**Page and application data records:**
- Opening Delimiter -

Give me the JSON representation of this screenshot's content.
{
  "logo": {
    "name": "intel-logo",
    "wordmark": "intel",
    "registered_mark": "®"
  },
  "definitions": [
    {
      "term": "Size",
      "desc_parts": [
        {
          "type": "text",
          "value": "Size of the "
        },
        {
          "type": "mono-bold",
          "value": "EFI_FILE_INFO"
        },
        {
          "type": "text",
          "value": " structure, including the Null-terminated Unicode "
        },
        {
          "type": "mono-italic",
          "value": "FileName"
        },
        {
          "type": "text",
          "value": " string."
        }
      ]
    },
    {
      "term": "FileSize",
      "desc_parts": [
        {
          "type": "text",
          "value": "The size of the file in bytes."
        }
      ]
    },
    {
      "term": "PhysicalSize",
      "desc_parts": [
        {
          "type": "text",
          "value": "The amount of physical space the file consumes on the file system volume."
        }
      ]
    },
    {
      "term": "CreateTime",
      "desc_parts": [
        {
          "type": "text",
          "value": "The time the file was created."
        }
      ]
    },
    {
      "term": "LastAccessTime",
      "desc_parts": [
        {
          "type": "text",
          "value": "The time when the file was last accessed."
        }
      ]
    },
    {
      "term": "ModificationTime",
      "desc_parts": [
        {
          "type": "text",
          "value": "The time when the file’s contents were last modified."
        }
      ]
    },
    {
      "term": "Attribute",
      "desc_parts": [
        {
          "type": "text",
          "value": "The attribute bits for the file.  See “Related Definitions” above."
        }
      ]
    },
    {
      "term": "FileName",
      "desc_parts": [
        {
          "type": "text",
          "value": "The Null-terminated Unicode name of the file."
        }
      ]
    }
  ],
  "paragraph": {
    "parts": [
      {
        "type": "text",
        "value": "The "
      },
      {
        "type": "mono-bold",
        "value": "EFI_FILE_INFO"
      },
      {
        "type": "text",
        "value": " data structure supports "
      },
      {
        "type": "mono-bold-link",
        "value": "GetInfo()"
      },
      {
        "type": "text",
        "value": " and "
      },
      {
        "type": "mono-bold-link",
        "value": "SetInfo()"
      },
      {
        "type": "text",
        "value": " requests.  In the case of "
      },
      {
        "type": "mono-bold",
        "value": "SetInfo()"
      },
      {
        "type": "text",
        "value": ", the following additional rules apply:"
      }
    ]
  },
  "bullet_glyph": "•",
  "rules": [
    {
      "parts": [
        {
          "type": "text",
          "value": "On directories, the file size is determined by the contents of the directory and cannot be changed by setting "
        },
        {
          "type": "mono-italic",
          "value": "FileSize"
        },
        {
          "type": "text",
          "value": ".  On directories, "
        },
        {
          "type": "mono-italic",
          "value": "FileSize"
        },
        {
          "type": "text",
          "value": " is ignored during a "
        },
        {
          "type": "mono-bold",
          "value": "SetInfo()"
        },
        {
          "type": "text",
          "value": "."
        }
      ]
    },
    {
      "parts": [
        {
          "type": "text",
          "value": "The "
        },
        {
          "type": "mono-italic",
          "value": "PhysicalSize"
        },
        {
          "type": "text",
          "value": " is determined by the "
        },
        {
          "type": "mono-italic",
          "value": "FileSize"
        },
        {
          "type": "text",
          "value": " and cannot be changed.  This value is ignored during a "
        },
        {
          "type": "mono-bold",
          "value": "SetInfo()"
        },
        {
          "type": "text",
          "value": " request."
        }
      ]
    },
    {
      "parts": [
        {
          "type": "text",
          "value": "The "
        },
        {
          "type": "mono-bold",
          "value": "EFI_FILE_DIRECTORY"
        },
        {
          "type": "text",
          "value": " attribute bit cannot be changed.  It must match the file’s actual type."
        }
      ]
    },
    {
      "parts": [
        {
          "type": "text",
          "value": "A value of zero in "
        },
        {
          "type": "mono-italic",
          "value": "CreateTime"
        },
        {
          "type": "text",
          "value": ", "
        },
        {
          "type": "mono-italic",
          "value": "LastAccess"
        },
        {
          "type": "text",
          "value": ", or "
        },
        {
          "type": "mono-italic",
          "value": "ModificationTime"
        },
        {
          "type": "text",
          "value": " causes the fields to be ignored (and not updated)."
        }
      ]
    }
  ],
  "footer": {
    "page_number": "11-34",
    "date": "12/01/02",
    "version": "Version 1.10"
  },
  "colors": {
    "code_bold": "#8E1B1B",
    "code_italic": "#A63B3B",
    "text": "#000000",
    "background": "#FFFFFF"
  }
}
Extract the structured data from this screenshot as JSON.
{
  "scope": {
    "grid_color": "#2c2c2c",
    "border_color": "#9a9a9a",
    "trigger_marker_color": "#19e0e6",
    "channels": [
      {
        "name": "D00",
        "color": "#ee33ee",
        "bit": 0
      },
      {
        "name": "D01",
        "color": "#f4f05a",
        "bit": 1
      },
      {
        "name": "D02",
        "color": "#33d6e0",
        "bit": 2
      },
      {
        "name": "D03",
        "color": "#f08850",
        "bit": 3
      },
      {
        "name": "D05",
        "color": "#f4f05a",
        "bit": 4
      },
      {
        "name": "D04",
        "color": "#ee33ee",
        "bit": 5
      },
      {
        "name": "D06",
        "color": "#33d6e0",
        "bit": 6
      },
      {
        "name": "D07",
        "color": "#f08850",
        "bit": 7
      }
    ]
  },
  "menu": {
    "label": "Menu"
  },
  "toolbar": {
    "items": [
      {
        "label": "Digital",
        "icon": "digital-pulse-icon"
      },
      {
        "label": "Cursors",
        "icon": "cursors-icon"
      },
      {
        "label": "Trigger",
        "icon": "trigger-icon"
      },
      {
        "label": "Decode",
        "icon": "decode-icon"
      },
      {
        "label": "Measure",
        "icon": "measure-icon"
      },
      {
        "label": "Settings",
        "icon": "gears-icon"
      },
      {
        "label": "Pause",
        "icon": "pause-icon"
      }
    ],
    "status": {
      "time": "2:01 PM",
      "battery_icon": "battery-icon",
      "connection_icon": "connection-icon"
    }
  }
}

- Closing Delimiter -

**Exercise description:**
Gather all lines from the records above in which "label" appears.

**Response:**
    "label": "Menu"
        "label": "Digital",
        "label": "Cursors",
        "label": "Trigger",
        "label": "Decode",
        "label": "Measure",
        "label": "Settings",
        "label": "Pause",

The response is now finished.